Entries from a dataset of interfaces
╭──

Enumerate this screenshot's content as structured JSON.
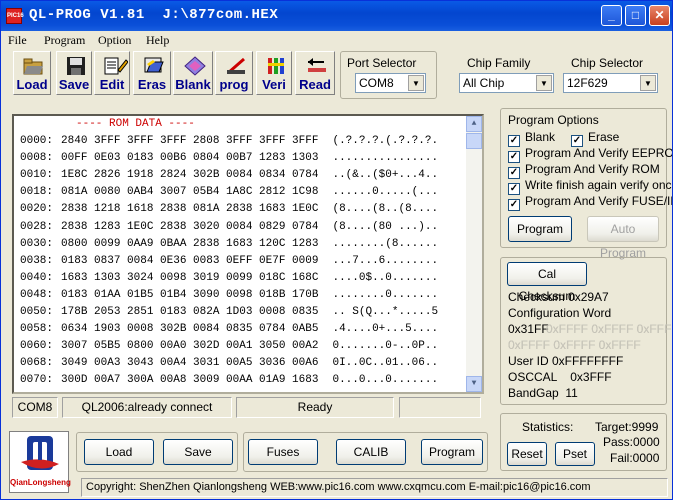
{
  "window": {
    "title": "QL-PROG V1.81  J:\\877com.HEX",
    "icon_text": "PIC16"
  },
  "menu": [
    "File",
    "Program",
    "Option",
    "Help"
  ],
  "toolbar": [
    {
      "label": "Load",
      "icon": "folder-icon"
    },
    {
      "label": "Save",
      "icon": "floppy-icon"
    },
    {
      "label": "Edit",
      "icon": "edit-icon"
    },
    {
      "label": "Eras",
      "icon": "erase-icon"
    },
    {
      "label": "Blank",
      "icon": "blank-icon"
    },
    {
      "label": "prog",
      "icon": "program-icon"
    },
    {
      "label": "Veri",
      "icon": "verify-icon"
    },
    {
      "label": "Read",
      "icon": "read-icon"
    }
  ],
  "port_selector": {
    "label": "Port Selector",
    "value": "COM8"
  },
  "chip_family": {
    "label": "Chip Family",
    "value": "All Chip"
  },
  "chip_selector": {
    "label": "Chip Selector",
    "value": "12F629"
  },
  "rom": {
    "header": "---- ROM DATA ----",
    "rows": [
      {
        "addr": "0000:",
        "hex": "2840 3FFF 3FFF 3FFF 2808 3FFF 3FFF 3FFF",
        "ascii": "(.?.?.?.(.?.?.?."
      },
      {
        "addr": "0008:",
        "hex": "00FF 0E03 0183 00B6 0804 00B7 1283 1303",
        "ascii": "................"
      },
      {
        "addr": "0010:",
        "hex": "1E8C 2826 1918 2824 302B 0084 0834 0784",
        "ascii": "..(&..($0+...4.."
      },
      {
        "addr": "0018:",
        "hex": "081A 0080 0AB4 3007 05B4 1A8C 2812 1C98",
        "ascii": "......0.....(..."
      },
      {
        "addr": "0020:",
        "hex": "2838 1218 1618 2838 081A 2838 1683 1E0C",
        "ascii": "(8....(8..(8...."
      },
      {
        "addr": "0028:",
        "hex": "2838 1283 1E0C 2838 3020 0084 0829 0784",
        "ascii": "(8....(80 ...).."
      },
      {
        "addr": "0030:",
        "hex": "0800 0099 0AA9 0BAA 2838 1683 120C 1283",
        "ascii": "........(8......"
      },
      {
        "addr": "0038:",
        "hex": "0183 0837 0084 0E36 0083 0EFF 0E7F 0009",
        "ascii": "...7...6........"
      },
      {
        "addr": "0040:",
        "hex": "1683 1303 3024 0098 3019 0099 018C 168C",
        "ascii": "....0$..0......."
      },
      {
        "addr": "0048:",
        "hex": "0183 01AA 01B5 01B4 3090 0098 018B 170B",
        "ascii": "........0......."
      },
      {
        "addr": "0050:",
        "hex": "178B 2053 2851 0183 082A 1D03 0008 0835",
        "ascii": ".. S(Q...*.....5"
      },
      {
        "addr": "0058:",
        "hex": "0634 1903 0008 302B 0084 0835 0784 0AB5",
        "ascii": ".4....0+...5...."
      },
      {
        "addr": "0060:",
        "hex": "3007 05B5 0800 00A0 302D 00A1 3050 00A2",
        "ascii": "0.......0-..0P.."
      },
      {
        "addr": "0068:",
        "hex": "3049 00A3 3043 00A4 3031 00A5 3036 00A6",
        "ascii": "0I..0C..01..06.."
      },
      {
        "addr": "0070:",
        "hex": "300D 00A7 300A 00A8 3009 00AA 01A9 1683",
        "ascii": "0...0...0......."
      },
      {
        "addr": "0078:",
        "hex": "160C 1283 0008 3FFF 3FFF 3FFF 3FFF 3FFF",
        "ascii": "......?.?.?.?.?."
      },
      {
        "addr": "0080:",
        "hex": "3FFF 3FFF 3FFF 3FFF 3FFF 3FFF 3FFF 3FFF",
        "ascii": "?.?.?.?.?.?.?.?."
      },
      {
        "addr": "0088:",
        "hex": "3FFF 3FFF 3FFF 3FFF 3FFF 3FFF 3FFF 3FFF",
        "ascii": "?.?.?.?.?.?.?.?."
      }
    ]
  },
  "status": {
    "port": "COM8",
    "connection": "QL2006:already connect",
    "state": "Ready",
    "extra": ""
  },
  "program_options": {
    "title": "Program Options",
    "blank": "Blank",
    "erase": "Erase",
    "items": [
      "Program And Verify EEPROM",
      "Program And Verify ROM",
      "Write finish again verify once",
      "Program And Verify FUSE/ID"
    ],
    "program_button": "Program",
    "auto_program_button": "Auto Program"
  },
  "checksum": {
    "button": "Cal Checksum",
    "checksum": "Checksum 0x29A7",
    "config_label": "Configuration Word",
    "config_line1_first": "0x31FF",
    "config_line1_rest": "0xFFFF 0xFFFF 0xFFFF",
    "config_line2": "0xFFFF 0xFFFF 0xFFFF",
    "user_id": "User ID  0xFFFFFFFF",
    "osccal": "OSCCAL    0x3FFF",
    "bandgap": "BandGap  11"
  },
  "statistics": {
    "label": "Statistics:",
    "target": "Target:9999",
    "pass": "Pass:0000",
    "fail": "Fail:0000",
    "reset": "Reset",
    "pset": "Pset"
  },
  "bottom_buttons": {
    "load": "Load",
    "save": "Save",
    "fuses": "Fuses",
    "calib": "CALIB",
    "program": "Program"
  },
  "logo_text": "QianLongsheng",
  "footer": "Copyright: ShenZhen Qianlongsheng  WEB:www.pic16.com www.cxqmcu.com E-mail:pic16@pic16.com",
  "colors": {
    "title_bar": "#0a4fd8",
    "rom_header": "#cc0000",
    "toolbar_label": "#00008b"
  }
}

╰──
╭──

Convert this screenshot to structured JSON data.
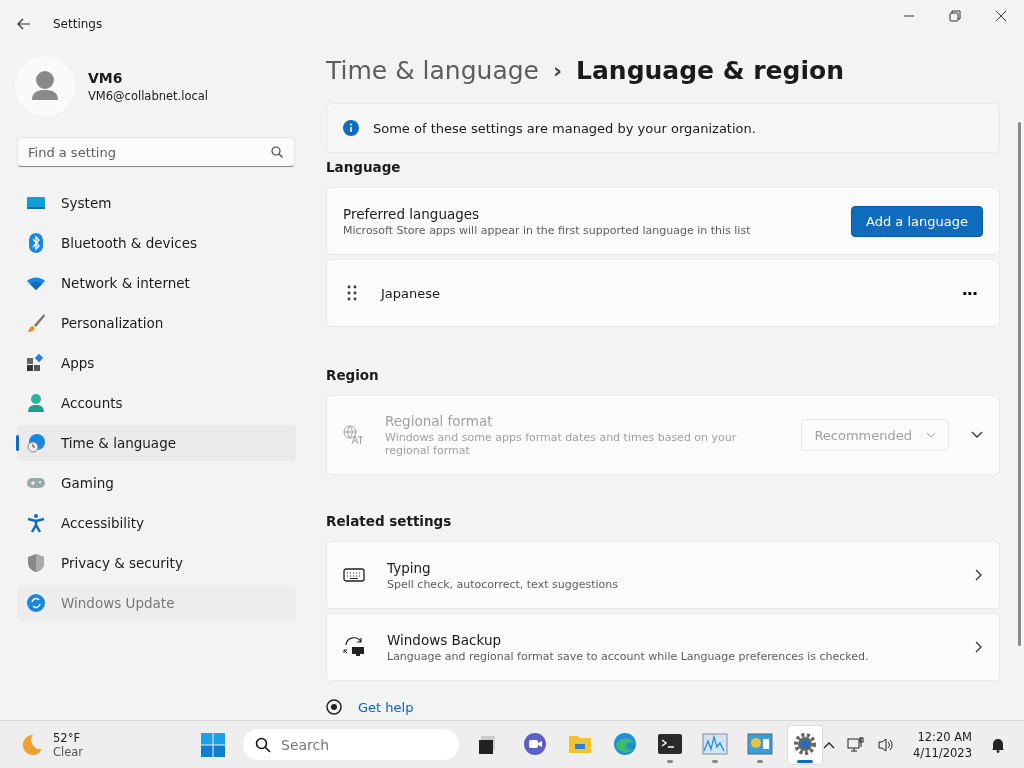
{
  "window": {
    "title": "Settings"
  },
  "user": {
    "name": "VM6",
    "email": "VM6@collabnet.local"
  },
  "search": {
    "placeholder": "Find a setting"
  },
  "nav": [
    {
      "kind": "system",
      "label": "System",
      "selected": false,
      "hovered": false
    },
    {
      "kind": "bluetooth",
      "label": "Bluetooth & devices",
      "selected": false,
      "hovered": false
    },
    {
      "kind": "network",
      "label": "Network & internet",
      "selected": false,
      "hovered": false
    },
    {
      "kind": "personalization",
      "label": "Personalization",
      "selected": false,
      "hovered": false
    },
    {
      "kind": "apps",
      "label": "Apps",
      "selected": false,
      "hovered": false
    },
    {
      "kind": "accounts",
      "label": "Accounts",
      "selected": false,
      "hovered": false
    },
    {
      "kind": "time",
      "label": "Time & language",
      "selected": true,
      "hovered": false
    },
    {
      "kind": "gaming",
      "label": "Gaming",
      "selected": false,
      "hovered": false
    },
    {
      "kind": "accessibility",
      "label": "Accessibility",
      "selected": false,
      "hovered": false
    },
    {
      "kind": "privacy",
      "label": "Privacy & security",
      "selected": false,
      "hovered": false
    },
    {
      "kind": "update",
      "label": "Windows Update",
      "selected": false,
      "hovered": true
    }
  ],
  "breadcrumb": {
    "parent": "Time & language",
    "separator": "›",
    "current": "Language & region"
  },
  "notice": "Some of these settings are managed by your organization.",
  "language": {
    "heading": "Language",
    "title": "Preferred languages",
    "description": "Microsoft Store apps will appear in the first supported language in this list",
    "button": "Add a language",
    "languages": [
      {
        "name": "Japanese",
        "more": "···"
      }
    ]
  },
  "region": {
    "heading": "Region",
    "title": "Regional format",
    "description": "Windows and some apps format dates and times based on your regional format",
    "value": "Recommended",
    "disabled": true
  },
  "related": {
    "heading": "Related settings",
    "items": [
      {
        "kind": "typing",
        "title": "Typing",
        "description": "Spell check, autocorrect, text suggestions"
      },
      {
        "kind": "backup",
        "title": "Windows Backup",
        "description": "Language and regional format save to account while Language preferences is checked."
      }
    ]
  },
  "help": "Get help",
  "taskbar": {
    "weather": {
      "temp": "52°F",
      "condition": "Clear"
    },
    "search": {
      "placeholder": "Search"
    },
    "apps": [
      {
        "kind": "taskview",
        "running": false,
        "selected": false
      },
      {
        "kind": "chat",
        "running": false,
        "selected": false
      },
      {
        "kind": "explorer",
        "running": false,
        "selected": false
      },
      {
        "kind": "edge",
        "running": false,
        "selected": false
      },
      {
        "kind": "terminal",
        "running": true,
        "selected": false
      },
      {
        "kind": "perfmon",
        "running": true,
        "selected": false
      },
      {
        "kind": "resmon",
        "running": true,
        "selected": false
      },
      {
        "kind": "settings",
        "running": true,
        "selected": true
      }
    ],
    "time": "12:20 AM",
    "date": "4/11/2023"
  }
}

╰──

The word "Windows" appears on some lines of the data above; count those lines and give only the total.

3